• **About this task**
Search the material for the word "Martin" and report each line where it turns up.

• **Entries provided**
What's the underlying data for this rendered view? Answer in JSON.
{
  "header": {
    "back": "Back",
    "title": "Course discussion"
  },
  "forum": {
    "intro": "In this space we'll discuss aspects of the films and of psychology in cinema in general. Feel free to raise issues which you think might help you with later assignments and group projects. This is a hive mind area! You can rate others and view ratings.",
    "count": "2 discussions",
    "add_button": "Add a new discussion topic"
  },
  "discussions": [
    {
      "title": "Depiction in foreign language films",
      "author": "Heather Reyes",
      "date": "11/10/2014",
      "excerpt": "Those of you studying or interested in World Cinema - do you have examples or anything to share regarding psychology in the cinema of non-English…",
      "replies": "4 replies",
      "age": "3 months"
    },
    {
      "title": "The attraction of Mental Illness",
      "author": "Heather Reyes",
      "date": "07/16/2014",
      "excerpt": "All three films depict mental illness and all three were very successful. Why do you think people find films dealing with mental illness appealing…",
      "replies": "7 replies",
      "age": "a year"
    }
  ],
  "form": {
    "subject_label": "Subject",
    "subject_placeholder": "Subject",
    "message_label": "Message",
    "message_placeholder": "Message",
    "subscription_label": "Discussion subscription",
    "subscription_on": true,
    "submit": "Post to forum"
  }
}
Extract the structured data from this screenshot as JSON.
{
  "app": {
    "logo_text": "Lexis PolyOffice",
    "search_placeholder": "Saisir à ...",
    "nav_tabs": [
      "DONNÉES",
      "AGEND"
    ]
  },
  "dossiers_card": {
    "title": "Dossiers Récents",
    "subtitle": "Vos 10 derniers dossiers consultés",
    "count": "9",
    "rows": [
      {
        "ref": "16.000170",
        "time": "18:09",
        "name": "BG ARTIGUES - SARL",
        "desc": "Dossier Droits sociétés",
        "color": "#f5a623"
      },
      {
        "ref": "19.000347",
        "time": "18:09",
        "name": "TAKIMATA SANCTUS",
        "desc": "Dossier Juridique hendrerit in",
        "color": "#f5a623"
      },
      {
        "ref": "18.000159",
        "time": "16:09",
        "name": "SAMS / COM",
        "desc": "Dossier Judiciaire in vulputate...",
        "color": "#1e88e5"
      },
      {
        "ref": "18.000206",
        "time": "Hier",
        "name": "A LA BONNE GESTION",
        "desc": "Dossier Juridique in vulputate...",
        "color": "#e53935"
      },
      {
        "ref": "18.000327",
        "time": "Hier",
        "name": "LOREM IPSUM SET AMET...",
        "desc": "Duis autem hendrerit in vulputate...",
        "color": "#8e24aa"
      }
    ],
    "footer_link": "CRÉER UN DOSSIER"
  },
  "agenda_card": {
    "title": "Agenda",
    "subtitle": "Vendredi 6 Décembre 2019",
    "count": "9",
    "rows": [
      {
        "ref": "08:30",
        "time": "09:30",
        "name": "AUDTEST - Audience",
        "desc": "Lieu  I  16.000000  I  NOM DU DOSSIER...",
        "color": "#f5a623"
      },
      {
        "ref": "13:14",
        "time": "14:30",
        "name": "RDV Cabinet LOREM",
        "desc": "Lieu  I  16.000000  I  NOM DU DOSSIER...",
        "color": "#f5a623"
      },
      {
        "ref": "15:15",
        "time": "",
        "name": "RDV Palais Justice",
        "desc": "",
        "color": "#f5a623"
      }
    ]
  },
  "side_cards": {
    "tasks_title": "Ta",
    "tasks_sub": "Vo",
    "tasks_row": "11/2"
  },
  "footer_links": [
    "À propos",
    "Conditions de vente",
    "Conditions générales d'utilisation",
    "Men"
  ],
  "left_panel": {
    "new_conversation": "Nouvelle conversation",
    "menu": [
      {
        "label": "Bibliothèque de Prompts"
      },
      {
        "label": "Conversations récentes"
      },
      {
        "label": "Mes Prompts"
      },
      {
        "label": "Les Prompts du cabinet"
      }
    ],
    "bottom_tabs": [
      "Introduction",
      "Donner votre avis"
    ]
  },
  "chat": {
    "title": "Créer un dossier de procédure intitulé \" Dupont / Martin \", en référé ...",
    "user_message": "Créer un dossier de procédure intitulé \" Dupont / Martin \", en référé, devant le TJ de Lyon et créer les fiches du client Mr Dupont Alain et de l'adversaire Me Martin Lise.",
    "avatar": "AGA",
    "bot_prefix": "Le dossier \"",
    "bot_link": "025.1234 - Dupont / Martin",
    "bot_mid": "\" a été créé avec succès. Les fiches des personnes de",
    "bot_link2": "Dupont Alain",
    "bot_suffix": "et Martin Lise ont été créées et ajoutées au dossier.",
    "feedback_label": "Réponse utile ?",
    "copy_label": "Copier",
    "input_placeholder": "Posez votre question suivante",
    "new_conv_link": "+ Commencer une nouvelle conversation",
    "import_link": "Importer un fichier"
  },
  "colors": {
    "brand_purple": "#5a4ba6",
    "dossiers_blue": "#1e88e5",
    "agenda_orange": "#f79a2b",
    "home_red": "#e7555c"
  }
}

• **Response below**
    "title": "Créer un dossier de procédure intitulé \" Dupont / Martin \", en référé ...",
    "user_message": "Créer un dossier de procédure intitulé \" Dupont / Martin \", en référé, devant le TJ de Lyon et créer les fiches du client Mr Dupont Alain et de l'adversaire Me Martin Lise.",
    "bot_link": "025.1234 - Dupont / Martin",
    "bot_suffix": "et Martin Lise ont été créées et ajoutées au dossier.",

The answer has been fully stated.